▶ TASK DETAILS:
Apart from the pictures, every line below is to be set down exactly.

☆ ☆ ☆ ☆

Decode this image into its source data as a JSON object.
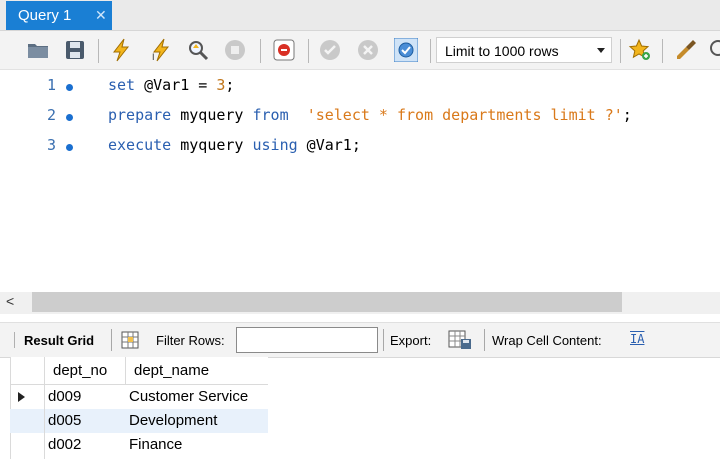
{
  "tab": {
    "title": "Query 1",
    "close": "✕",
    "color": "#1a7fd4"
  },
  "toolbar": {
    "icons": [
      "open-folder-icon",
      "save-icon",
      "execute-icon",
      "execute-current-icon",
      "explain-icon",
      "stop-icon",
      "toggle-error-icon",
      "commit-icon",
      "rollback-icon",
      "autocommit-icon",
      "bookmark-icon",
      "beautify-icon",
      "search-icon"
    ],
    "limit_value": "Limit to 1000 rows"
  },
  "editor": {
    "lines": [
      {
        "num": "1",
        "tokens": [
          {
            "t": "set",
            "c": "kw"
          },
          {
            "t": " @Var1 = ",
            "c": ""
          },
          {
            "t": "3",
            "c": "num"
          },
          {
            "t": ";",
            "c": ""
          }
        ]
      },
      {
        "num": "2",
        "tokens": [
          {
            "t": "prepare",
            "c": "kw"
          },
          {
            "t": " myquery ",
            "c": ""
          },
          {
            "t": "from",
            "c": "kw"
          },
          {
            "t": "  ",
            "c": ""
          },
          {
            "t": "'select * from departments limit ?'",
            "c": "str"
          },
          {
            "t": ";",
            "c": ""
          }
        ]
      },
      {
        "num": "3",
        "tokens": [
          {
            "t": "execute",
            "c": "kw"
          },
          {
            "t": " myquery ",
            "c": ""
          },
          {
            "t": "using",
            "c": "kw"
          },
          {
            "t": " @Var1;",
            "c": ""
          }
        ]
      }
    ]
  },
  "scroll": {
    "left_arrow": "<"
  },
  "results": {
    "result_grid_label": "Result Grid",
    "filter_label": "Filter Rows:",
    "filter_value": "",
    "export_label": "Export:",
    "wrap_label": "Wrap Cell Content:",
    "wrap_icon": "IA"
  },
  "grid": {
    "columns": [
      "dept_no",
      "dept_name"
    ],
    "rows": [
      [
        "d009",
        "Customer Service"
      ],
      [
        "d005",
        "Development"
      ],
      [
        "d002",
        "Finance"
      ]
    ]
  }
}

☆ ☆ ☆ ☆

▶ PROBLEM SOLUTION:
Decode this image into its source data as a JSON object.
{
  "tab": {
    "title": "Query 1",
    "close": "✕",
    "color": "#1a7fd4"
  },
  "toolbar": {
    "icons": [
      "open-folder-icon",
      "save-icon",
      "execute-icon",
      "execute-current-icon",
      "explain-icon",
      "stop-icon",
      "toggle-error-icon",
      "commit-icon",
      "rollback-icon",
      "autocommit-icon",
      "bookmark-icon",
      "beautify-icon",
      "search-icon"
    ],
    "limit_value": "Limit to 1000 rows"
  },
  "editor": {
    "lines": [
      {
        "num": "1",
        "tokens": [
          {
            "t": "set",
            "c": "kw"
          },
          {
            "t": " @Var1 = ",
            "c": ""
          },
          {
            "t": "3",
            "c": "num"
          },
          {
            "t": ";",
            "c": ""
          }
        ]
      },
      {
        "num": "2",
        "tokens": [
          {
            "t": "prepare",
            "c": "kw"
          },
          {
            "t": " myquery ",
            "c": ""
          },
          {
            "t": "from",
            "c": "kw"
          },
          {
            "t": "  ",
            "c": ""
          },
          {
            "t": "'select * from departments limit ?'",
            "c": "str"
          },
          {
            "t": ";",
            "c": ""
          }
        ]
      },
      {
        "num": "3",
        "tokens": [
          {
            "t": "execute",
            "c": "kw"
          },
          {
            "t": " myquery ",
            "c": ""
          },
          {
            "t": "using",
            "c": "kw"
          },
          {
            "t": " @Var1;",
            "c": ""
          }
        ]
      }
    ]
  },
  "scroll": {
    "left_arrow": "<"
  },
  "results": {
    "result_grid_label": "Result Grid",
    "filter_label": "Filter Rows:",
    "filter_value": "",
    "export_label": "Export:",
    "wrap_label": "Wrap Cell Content:",
    "wrap_icon": "IA"
  },
  "grid": {
    "columns": [
      "dept_no",
      "dept_name"
    ],
    "rows": [
      [
        "d009",
        "Customer Service"
      ],
      [
        "d005",
        "Development"
      ],
      [
        "d002",
        "Finance"
      ]
    ]
  }
}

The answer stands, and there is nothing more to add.